It was an email that hardened my resolve to prove how goodness pays. The subject line simply said: “COMMENT.”
The body of the email: “What are you an F’n Do-Gooder?” – that’s all.
Because the sender’s name was unfamiliar, I replied back and asked, “What do you mean?” All that came back was an AOL bounce-back message – a dead end. The hollow exchange sparked a self-talk debate inside my head:
“Am I an F’n Do-Gooder? Probably. Why does it feel weird to say?
If I’m not, then why not? Is that a good thing, or a bad thing?
If I’m not an F’n Do-Gooder, then what does that make me, an F’n Do-Badder? That just sounds bad.”
Goodness grows, and goodness pays

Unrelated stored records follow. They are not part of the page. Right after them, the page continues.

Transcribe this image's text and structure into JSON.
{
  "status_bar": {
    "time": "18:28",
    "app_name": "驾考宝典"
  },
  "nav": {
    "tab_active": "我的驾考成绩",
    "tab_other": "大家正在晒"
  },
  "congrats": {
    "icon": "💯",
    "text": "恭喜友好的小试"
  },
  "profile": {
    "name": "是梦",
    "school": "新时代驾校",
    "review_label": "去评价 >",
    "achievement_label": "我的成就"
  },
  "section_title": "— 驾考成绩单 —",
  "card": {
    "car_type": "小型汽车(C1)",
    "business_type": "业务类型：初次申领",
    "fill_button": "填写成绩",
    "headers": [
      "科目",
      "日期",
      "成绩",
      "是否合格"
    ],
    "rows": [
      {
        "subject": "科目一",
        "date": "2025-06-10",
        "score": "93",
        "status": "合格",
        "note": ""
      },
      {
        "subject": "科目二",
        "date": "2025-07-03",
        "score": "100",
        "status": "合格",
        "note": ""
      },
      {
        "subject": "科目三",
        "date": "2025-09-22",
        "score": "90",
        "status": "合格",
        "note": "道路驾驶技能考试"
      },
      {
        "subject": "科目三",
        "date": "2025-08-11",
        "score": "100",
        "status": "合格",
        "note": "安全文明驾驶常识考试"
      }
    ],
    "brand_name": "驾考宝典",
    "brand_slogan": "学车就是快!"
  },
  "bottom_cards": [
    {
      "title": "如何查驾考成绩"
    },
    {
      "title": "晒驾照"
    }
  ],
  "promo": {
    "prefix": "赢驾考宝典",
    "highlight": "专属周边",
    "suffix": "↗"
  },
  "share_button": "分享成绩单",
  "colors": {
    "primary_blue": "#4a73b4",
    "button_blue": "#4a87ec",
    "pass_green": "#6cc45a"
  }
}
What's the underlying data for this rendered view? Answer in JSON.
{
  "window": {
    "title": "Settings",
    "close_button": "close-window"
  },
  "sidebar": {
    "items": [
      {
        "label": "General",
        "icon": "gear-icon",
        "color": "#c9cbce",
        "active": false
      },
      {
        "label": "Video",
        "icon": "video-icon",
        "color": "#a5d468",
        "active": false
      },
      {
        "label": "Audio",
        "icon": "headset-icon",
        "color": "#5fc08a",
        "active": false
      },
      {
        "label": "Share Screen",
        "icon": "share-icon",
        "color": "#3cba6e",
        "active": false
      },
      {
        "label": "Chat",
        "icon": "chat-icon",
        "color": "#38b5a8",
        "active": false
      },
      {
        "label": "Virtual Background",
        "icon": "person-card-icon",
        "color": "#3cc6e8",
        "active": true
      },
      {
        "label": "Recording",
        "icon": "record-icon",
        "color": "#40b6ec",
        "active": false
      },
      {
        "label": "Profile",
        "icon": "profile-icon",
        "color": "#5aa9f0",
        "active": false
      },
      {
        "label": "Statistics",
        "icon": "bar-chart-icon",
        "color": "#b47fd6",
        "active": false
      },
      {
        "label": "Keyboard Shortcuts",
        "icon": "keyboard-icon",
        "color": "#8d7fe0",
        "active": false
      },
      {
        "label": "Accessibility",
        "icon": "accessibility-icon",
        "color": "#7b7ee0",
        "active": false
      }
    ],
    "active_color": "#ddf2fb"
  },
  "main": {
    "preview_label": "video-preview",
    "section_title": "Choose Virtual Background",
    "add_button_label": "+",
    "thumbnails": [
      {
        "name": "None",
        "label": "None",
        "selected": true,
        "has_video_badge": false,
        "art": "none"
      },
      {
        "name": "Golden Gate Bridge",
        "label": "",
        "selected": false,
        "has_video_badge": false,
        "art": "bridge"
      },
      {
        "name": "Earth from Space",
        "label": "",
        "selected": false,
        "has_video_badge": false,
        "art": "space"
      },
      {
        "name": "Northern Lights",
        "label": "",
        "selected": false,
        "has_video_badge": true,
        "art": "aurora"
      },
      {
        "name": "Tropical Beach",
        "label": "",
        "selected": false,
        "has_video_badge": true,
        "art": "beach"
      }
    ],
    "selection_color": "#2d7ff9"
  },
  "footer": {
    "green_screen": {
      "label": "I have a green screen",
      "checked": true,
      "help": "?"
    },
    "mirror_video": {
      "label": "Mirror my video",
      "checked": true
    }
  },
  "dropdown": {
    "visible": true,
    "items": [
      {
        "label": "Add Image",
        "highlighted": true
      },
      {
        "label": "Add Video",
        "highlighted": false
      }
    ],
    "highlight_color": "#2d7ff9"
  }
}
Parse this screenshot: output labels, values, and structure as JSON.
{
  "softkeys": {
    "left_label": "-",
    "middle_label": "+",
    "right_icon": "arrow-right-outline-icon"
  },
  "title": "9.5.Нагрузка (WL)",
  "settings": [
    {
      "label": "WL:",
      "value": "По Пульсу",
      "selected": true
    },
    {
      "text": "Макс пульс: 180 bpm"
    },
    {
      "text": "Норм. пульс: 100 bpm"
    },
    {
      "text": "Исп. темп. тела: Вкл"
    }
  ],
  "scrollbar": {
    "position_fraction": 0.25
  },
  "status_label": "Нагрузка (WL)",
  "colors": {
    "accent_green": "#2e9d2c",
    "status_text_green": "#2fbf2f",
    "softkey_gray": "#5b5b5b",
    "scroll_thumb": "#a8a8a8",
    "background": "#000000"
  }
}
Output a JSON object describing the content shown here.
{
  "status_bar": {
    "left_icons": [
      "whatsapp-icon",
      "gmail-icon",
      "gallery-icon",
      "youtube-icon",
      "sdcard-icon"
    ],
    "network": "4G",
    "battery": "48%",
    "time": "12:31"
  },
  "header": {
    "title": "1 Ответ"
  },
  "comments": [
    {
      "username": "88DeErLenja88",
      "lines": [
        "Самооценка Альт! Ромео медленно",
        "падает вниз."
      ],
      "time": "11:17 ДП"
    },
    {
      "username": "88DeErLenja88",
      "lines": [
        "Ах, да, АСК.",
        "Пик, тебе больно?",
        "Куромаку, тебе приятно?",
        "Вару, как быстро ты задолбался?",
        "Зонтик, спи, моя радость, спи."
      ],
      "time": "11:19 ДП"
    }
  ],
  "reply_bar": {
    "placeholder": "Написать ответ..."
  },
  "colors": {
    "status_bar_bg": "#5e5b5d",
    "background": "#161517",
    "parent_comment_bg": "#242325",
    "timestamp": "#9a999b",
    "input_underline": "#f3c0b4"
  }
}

That was nine years ago. Since then, we have built a thriving leadership development business through coaching, writing, and speaking about how goodness pays for our clients. The word “goodness,” applied to leadership, creates a polarizing response in most people – hardly anyone is neutral on this term. Skeptics like Paul Hillen, at first dismiss the concept of goodness in leadership as too soft, weak, or religious. But the vast majority of successful leaders endorse goodness as a motivator for their ongoing business success. They just may not call it goodness, or even realize they are doing it.
Definition of Goodness: Goodness in business is when people thrive together through a culture of encouragement, accountability, and positive teamwork. Goodness is an others-focused approach that creates and sustains business momentum, even in uncertain or difficult business environments.

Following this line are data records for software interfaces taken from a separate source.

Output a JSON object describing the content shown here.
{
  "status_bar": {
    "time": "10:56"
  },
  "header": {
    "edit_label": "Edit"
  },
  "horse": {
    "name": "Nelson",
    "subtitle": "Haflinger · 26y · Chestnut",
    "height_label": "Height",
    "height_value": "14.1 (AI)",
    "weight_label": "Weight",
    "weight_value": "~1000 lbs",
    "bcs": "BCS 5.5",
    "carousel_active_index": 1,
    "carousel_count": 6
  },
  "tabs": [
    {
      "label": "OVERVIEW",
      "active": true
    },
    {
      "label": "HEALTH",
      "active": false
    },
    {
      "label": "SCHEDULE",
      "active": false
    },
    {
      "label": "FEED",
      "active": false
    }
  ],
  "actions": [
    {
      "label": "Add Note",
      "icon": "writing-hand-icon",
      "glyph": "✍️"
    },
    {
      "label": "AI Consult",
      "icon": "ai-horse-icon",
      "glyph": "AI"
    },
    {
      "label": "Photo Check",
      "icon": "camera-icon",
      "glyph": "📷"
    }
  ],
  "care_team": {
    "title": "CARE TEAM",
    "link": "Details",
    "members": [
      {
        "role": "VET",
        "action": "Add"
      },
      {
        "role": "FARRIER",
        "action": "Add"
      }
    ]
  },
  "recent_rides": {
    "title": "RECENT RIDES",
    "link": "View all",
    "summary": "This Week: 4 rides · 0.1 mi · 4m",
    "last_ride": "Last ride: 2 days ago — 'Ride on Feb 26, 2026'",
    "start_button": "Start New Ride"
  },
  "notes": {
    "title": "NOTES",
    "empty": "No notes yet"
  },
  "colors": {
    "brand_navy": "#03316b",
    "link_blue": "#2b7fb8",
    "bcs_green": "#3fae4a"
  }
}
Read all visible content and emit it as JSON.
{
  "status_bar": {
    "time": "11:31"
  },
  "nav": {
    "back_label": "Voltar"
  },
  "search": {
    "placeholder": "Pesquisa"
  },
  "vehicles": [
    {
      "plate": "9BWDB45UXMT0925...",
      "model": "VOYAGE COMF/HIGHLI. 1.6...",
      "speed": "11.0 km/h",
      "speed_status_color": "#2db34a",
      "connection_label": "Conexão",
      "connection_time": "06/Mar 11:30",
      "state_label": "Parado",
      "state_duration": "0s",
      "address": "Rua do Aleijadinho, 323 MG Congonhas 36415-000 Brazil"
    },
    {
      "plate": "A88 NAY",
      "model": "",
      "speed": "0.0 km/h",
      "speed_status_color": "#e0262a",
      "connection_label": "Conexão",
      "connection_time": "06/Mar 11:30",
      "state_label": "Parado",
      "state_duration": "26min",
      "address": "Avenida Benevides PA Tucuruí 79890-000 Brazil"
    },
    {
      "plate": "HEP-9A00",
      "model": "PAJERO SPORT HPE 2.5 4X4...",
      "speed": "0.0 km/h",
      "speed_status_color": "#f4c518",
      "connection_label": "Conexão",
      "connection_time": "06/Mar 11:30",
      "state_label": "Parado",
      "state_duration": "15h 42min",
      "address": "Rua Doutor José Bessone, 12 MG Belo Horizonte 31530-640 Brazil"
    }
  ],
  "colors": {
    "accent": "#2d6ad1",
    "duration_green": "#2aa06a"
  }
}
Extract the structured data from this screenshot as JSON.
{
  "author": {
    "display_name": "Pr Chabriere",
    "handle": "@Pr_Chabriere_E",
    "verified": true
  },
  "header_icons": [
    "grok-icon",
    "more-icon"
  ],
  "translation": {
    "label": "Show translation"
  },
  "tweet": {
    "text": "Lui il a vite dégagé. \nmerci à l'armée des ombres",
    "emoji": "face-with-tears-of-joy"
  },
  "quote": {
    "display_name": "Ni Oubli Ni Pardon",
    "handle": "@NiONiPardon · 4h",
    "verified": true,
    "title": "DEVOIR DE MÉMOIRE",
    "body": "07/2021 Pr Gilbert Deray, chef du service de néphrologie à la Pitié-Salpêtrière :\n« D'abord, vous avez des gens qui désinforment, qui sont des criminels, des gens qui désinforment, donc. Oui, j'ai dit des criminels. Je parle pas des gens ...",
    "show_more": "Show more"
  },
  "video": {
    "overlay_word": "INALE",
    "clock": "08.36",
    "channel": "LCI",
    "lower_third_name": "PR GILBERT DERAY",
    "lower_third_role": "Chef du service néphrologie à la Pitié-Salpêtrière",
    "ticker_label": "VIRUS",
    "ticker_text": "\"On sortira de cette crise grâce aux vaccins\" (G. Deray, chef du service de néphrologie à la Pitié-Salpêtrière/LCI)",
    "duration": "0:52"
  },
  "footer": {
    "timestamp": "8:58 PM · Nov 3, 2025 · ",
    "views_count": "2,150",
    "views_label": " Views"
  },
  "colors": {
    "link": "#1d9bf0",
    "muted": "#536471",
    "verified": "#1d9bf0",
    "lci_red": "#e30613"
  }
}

So, the book is an unapologetic statement, supported by data, to show how goodness pays in business.
Making the Case: How Does Goodness Pay?
For more than eight years, my firm has been collecting input from leaders in a variety of forums – meetings, retreats, and conventions – about goodness as a catalyst for business success. What have we learned? Four out of five leaders surveyed through audience response technology say they believe goodness pays in leadership and business. And yet only two out of five of those same leaders are happy with the consistency of their financial results. The book, How Goodness Pays, closes that gap by specifically teaching those who believe goodness pays how to achieve consistently positive financial results following goodness practices.

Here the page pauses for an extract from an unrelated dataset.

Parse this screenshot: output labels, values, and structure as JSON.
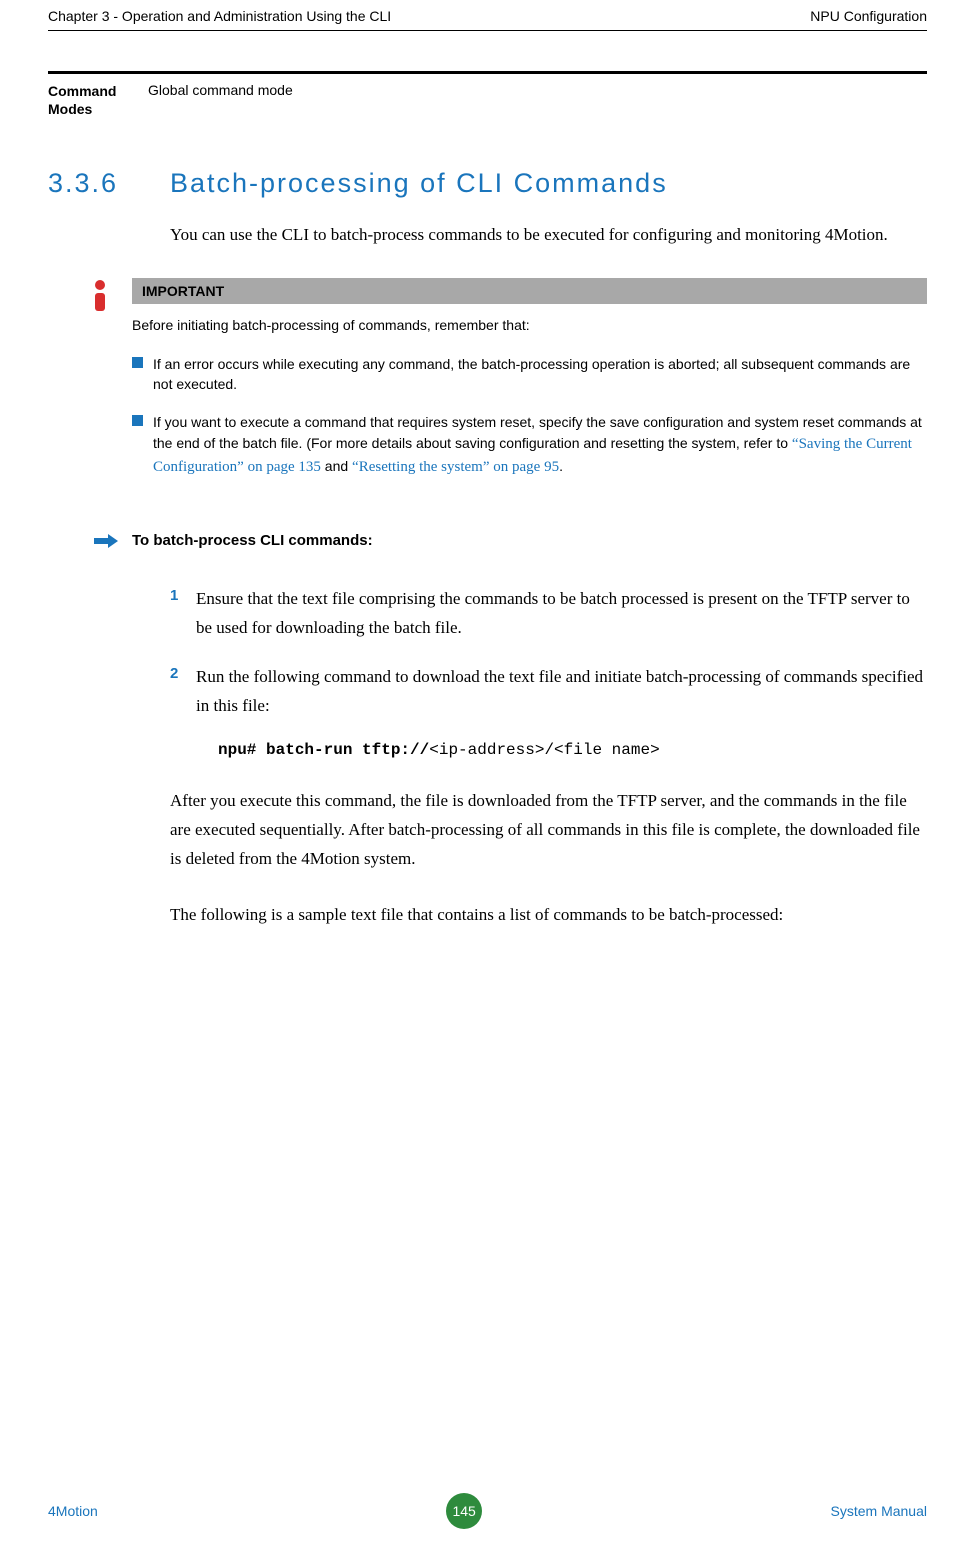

In short, we identified Five Goodness Pays Factors. In other words, leaders who radiate goodness and create consistently positive financial growth have these five things alive in their organizations:
- A compelling plan that energizes employees
- The belief that profitability is healthy for everyone – not just owners and executives
- A team-based culture that’s not dominated by a few superhero leaders
- Timely and transparent decision-making that gives employees what they need, when they need it
- Magnetic ethics, created by high standards that leaders role model
What’s remarkable about what we’ve learned, is that none of these five factors are “remarkable.” It’s simple common sense. And that begs the question: Why is common sense, not common practice? Are you asking yourself that question right now? Because you are not immune.
In future blogs I will explore insights about the Five Goodness Pays Factors. And we will dive into the answers behind Why is common sense not common practice?